[Entries taken from a collection]
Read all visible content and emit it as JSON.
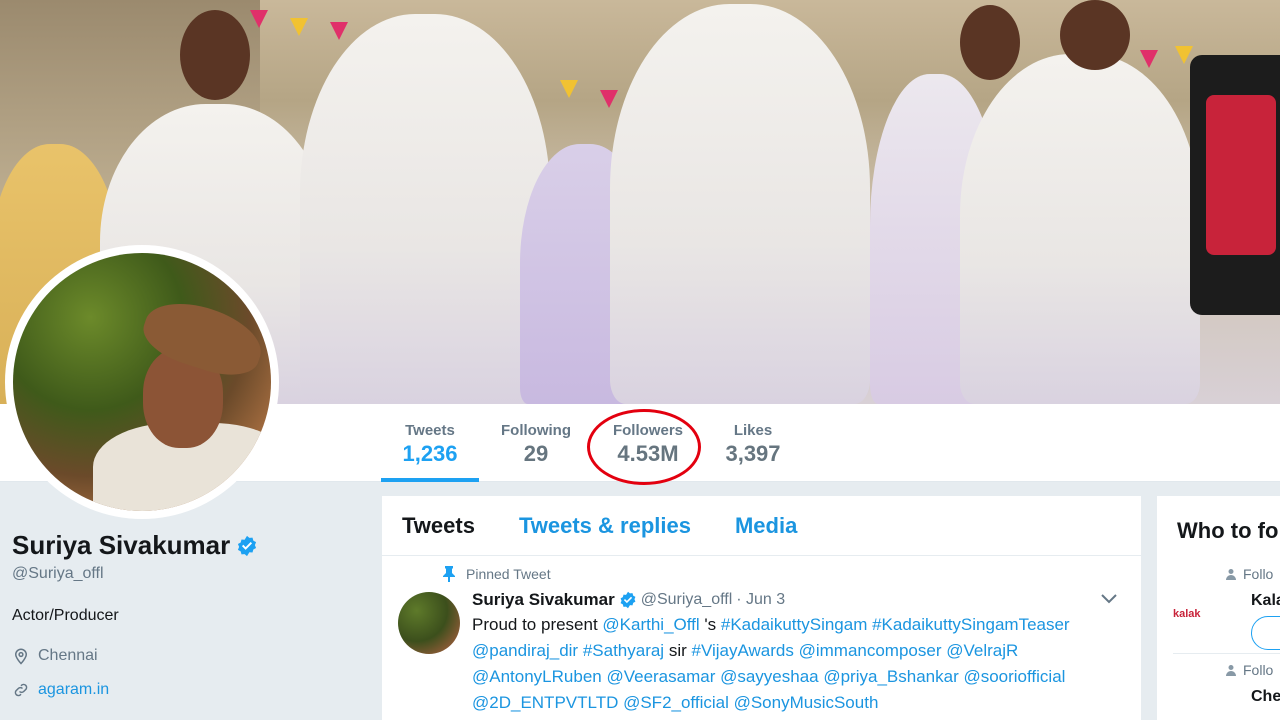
{
  "stats": [
    {
      "label": "Tweets",
      "value": "1,236"
    },
    {
      "label": "Following",
      "value": "29"
    },
    {
      "label": "Followers",
      "value": "4.53M"
    },
    {
      "label": "Likes",
      "value": "3,397"
    }
  ],
  "profile": {
    "name": "Suriya Sivakumar",
    "handle": "@Suriya_offl",
    "bio": "Actor/Producer",
    "location": "Chennai",
    "website": "agaram.in"
  },
  "timeline": {
    "tabs": [
      "Tweets",
      "Tweets & replies",
      "Media"
    ],
    "pinned_label": "Pinned Tweet",
    "tweet": {
      "name": "Suriya Sivakumar",
      "handle": "@Suriya_offl",
      "date": "· Jun 3",
      "line1_pre": "Proud to present ",
      "line1_mention": "@Karthi_Offl",
      "line1_mid": " 's ",
      "line1_tags": "#KadaikuttySingam #KadaikuttySingamTeaser",
      "line2_a": "@pandiraj_dir #Sathyaraj",
      "line2_b": " sir ",
      "line2_c": "#VijayAwards @immancomposer @VelrajR",
      "line3": "@AntonyLRuben @Veerasamar @sayyeshaa @priya_Bshankar @sooriofficial",
      "line4": "@2D_ENTPVTLTD @SF2_official @SonyMusicSouth"
    }
  },
  "who_to_follow": {
    "title": "Who to fo",
    "items": [
      {
        "label": "Follo",
        "name": "Kala",
        "logo_text": "kalak"
      },
      {
        "label": "Follo",
        "name": "Che"
      }
    ]
  },
  "colors": {
    "accent": "#1da1f2",
    "link": "#1b95e0",
    "highlight_circle": "#e3000f"
  }
}
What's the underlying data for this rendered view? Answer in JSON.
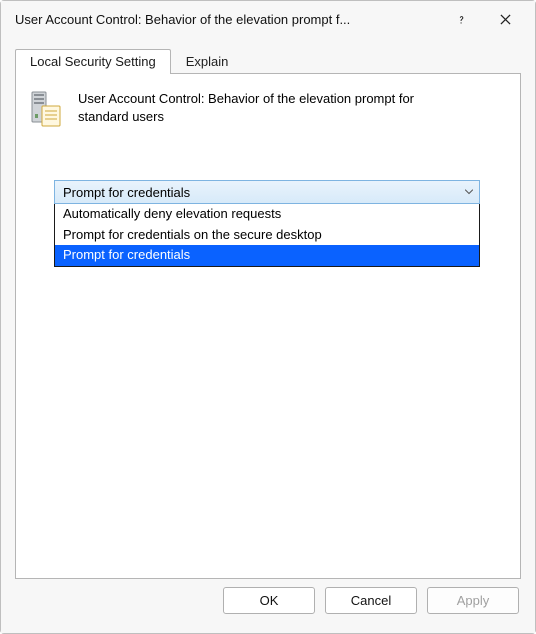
{
  "window": {
    "title": "User Account Control: Behavior of the elevation prompt f..."
  },
  "tabs": {
    "local_security_setting": "Local Security Setting",
    "explain": "Explain",
    "active": "local_security_setting"
  },
  "policy": {
    "full_title": "User Account Control: Behavior of the elevation prompt for standard users"
  },
  "dropdown": {
    "selected_display": "Prompt for credentials",
    "options": {
      "0": "Automatically deny elevation requests",
      "1": "Prompt for credentials on the secure desktop",
      "2": "Prompt for credentials"
    },
    "highlighted_index": 2
  },
  "buttons": {
    "ok": "OK",
    "cancel": "Cancel",
    "apply": "Apply"
  }
}
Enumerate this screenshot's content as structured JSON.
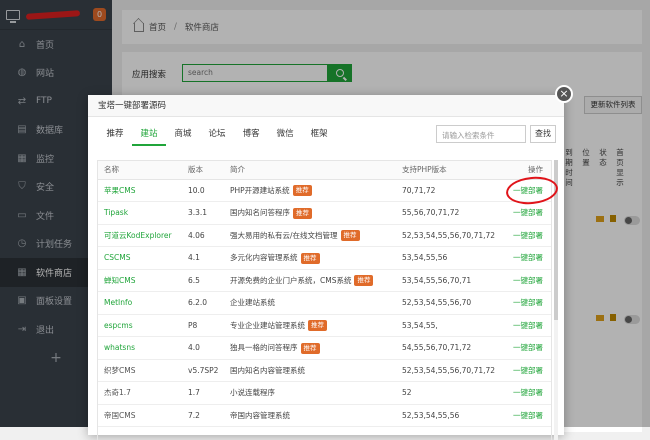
{
  "sidebar": {
    "badge": "0",
    "items": [
      {
        "icon": "home-icon",
        "glyph": "⌂",
        "label": "首页"
      },
      {
        "icon": "globe-icon",
        "glyph": "◍",
        "label": "网站"
      },
      {
        "icon": "ftp-icon",
        "glyph": "⇄",
        "label": "FTP"
      },
      {
        "icon": "database-icon",
        "glyph": "▤",
        "label": "数据库"
      },
      {
        "icon": "monitor-icon",
        "glyph": "▦",
        "label": "监控"
      },
      {
        "icon": "shield-icon",
        "glyph": "⛉",
        "label": "安全"
      },
      {
        "icon": "folder-icon",
        "glyph": "▭",
        "label": "文件"
      },
      {
        "icon": "clock-icon",
        "glyph": "◷",
        "label": "计划任务"
      },
      {
        "icon": "grid-icon",
        "glyph": "▦",
        "label": "软件商店"
      },
      {
        "icon": "settings-icon",
        "glyph": "▣",
        "label": "面板设置"
      },
      {
        "icon": "logout-icon",
        "glyph": "⇥",
        "label": "退出"
      }
    ],
    "plus": "+"
  },
  "breadcrumb": {
    "home": "首页",
    "sep": "/",
    "current": "软件商店"
  },
  "store": {
    "search_label": "应用搜索",
    "search_value": "search",
    "update_list": "更新软件列表",
    "bg_cols": [
      "到期时间",
      "位置",
      "状态",
      "首页显示"
    ]
  },
  "modal": {
    "title": "宝塔一键部署源码",
    "close": "×",
    "tabs": [
      "推荐",
      "建站",
      "商城",
      "论坛",
      "博客",
      "微信",
      "框架"
    ],
    "active_tab": 1,
    "search_placeholder": "请输入检索条件",
    "search_button": "查找",
    "columns": [
      "名称",
      "版本",
      "简介",
      "支持PHP版本",
      "操作"
    ],
    "recommend": "推荐",
    "deploy": "一键部署",
    "rows": [
      {
        "name": "苹果CMS",
        "version": "10.0",
        "intro": "PHP开源建站系统",
        "rec": true,
        "php": "70,71,72",
        "green": true
      },
      {
        "name": "Tipask",
        "version": "3.3.1",
        "intro": "国内知名问答程序",
        "rec": true,
        "php": "55,56,70,71,72",
        "green": true
      },
      {
        "name": "可道云KodExplorer",
        "version": "4.06",
        "intro": "强大易用的私有云/在线文档管理",
        "rec": true,
        "php": "52,53,54,55,56,70,71,72",
        "green": true
      },
      {
        "name": "CSCMS",
        "version": "4.1",
        "intro": "多元化内容管理系统",
        "rec": true,
        "php": "53,54,55,56",
        "green": true
      },
      {
        "name": "蝉知CMS",
        "version": "6.5",
        "intro": "开源免费的企业门户系统，CMS系统",
        "rec": true,
        "php": "53,54,55,56,70,71",
        "green": true
      },
      {
        "name": "MetInfo",
        "version": "6.2.0",
        "intro": "企业建站系统",
        "rec": false,
        "php": "52,53,54,55,56,70",
        "green": true
      },
      {
        "name": "espcms",
        "version": "P8",
        "intro": "专业企业建站管理系统",
        "rec": true,
        "php": "53,54,55,",
        "green": true
      },
      {
        "name": "whatsns",
        "version": "4.0",
        "intro": "独具一格的问答程序",
        "rec": true,
        "php": "54,55,56,70,71,72",
        "green": true
      },
      {
        "name": "织梦CMS",
        "version": "v5.7SP2",
        "intro": "国内知名内容管理系统",
        "rec": false,
        "php": "52,53,54,55,56,70,71,72",
        "green": false
      },
      {
        "name": "杰奇1.7",
        "version": "1.7",
        "intro": "小说连载程序",
        "rec": false,
        "php": "52",
        "green": false
      },
      {
        "name": "帝国CMS",
        "version": "7.2",
        "intro": "帝国内容管理系统",
        "rec": false,
        "php": "52,53,54,55,56",
        "green": false
      }
    ]
  },
  "colors": {
    "accent": "#20a53a",
    "recommend": "#e06b2a",
    "sidebar": "#3c444d",
    "annotation": "#e0141a"
  }
}
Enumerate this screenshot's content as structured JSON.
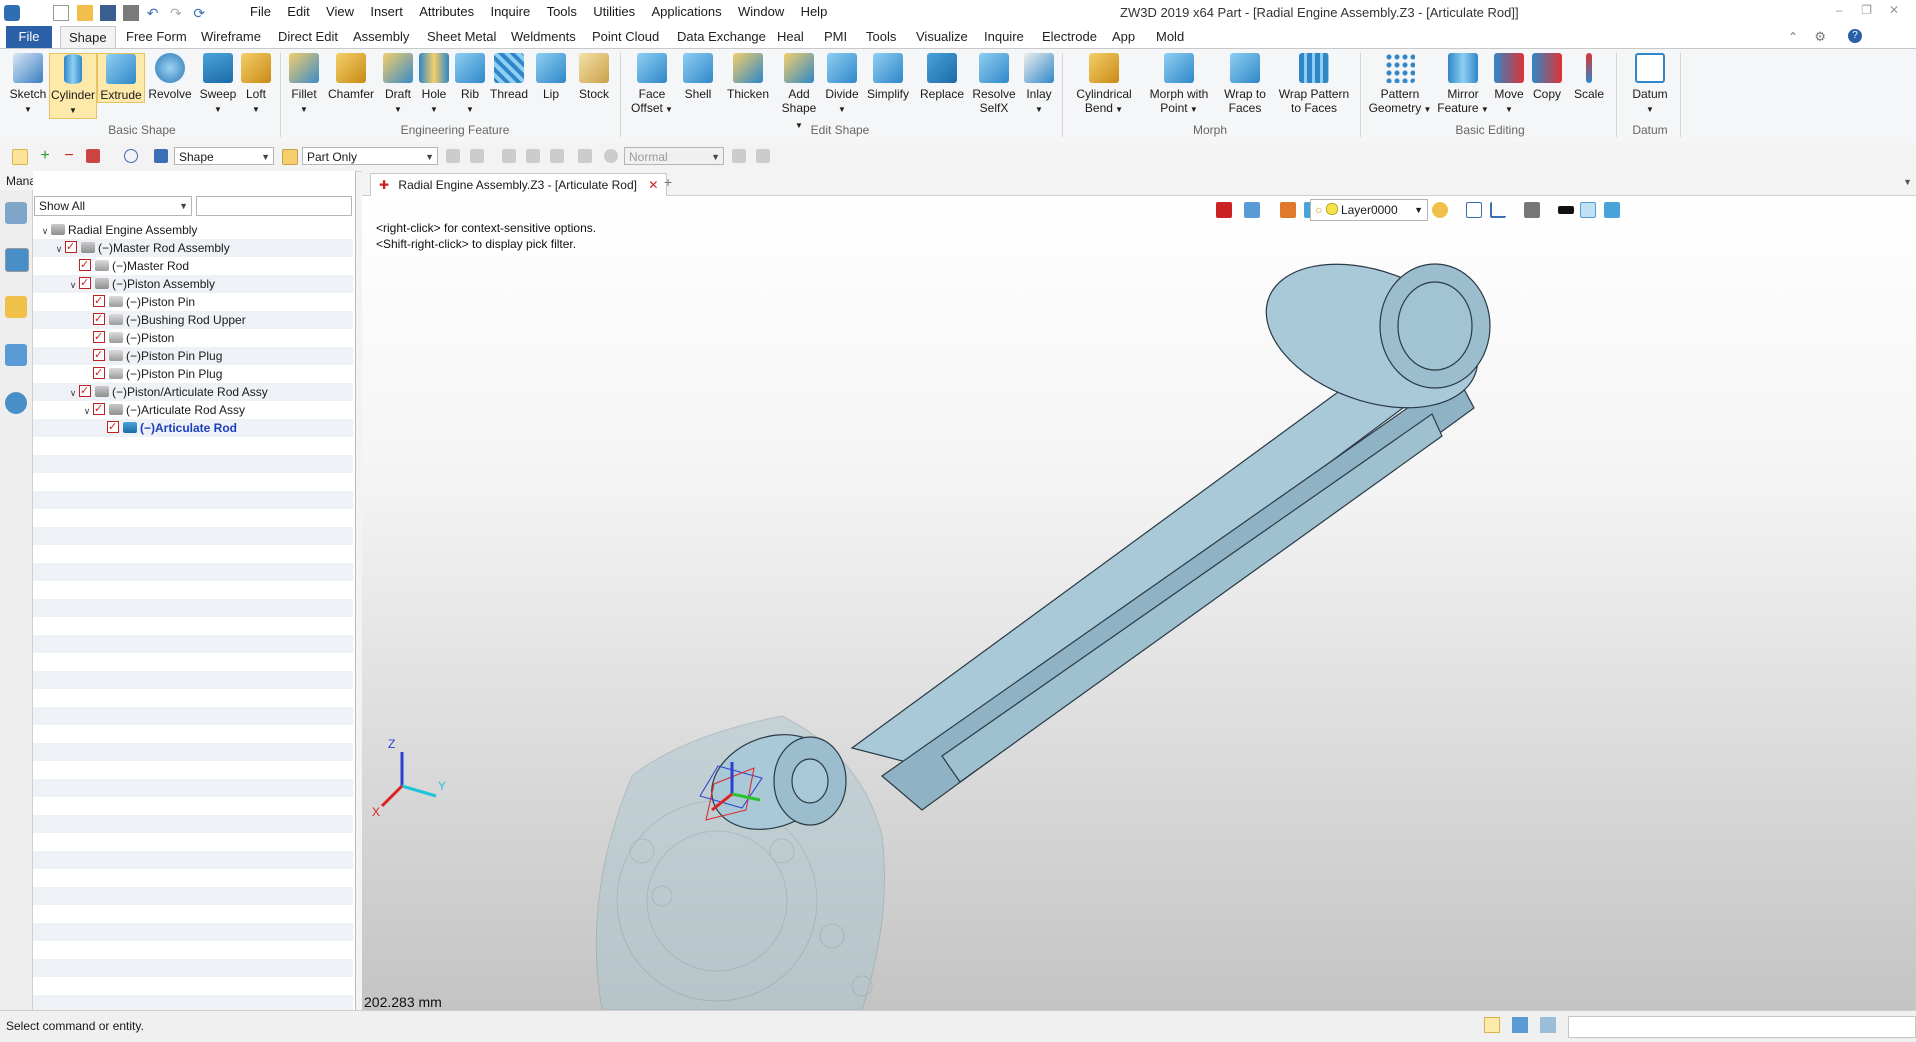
{
  "app": {
    "title": "ZW3D 2019  x64       Part - [Radial Engine Assembly.Z3 - [Articulate Rod]]",
    "menu": [
      "File",
      "Edit",
      "View",
      "Insert",
      "Attributes",
      "Inquire",
      "Tools",
      "Utilities",
      "Applications",
      "Window",
      "Help"
    ]
  },
  "ribbon": {
    "tabs": [
      "File",
      "Shape",
      "Free Form",
      "Wireframe",
      "Direct Edit",
      "Assembly",
      "Sheet Metal",
      "Weldments",
      "Point Cloud",
      "Data Exchange",
      "Heal",
      "PMI",
      "Tools",
      "Visualize",
      "Inquire",
      "Electrode",
      "App",
      "Mold"
    ],
    "active_tab": "Shape",
    "groups": {
      "basic_shape": "Basic Shape",
      "engineering_feature": "Engineering Feature",
      "edit_shape": "Edit Shape",
      "morph": "Morph",
      "basic_editing": "Basic Editing",
      "datum": "Datum"
    },
    "tools": {
      "sketch": "Sketch",
      "cylinder": "Cylinder",
      "extrude": "Extrude",
      "revolve": "Revolve",
      "sweep": "Sweep",
      "loft": "Loft",
      "fillet": "Fillet",
      "chamfer": "Chamfer",
      "draft": "Draft",
      "hole": "Hole",
      "rib": "Rib",
      "thread": "Thread",
      "lip": "Lip",
      "stock": "Stock",
      "face_offset_1": "Face",
      "face_offset_2": "Offset",
      "shell": "Shell",
      "thicken": "Thicken",
      "add_shape_1": "Add",
      "add_shape_2": "Shape",
      "divide": "Divide",
      "simplify": "Simplify",
      "replace": "Replace",
      "resolve_1": "Resolve",
      "resolve_2": "SelfX",
      "inlay": "Inlay",
      "cyl_bend_1": "Cylindrical",
      "cyl_bend_2": "Bend",
      "morph_point_1": "Morph with",
      "morph_point_2": "Point",
      "wrap_faces_1": "Wrap to",
      "wrap_faces_2": "Faces",
      "wrap_pattern_1": "Wrap Pattern",
      "wrap_pattern_2": "to Faces",
      "pattern_1": "Pattern",
      "pattern_2": "Geometry",
      "mirror_1": "Mirror",
      "mirror_2": "Feature",
      "move": "Move",
      "copy": "Copy",
      "scale": "Scale",
      "datum": "Datum"
    }
  },
  "toolbar2": {
    "filter": "Shape",
    "scope": "Part Only",
    "mode": "Normal"
  },
  "manager": {
    "title": "Manager",
    "show": "Show All",
    "tree": [
      {
        "label": "Radial Engine Assembly",
        "level": 0,
        "type": "asm",
        "check": false
      },
      {
        "label": "(−)Master Rod Assembly",
        "level": 1,
        "type": "asm",
        "check": true
      },
      {
        "label": "(−)Master Rod",
        "level": 2,
        "type": "part",
        "check": true
      },
      {
        "label": "(−)Piston Assembly",
        "level": 2,
        "type": "asm",
        "check": true
      },
      {
        "label": "(−)Piston Pin",
        "level": 3,
        "type": "part",
        "check": true
      },
      {
        "label": "(−)Bushing Rod Upper",
        "level": 3,
        "type": "part",
        "check": true
      },
      {
        "label": "(−)Piston",
        "level": 3,
        "type": "part",
        "check": true
      },
      {
        "label": "(−)Piston Pin Plug",
        "level": 3,
        "type": "part",
        "check": true
      },
      {
        "label": "(−)Piston Pin Plug",
        "level": 3,
        "type": "part",
        "check": true
      },
      {
        "label": "(−)Piston/Articulate Rod Assy",
        "level": 2,
        "type": "asm",
        "check": true
      },
      {
        "label": "(−)Articulate Rod Assy",
        "level": 3,
        "type": "asm",
        "check": true
      },
      {
        "label": "(−)Articulate Rod",
        "level": 4,
        "type": "act",
        "check": true
      }
    ]
  },
  "document": {
    "tab": "Radial Engine Assembly.Z3 - [Articulate Rod]",
    "hint1": "<right-click> for context-sensitive options.",
    "hint2": "<Shift-right-click> to display pick filter.",
    "layer": "Layer0000",
    "measure": "202.283 mm",
    "axis_x": "X",
    "axis_y": "Y",
    "axis_z": "Z"
  },
  "status": {
    "text": "Select command or entity."
  },
  "colors": {
    "accent": "#2b5fa8",
    "part_fill": "#9fc3d4",
    "part_edge": "#2a3a44"
  }
}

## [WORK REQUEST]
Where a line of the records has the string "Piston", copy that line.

## [ANSWER SECTION]
        "label": "(−)Piston Assembly",
        "label": "(−)Piston Pin",
        "label": "(−)Piston",
        "label": "(−)Piston Pin Plug",
        "label": "(−)Piston Pin Plug",
        "label": "(−)Piston/Articulate Rod Assy",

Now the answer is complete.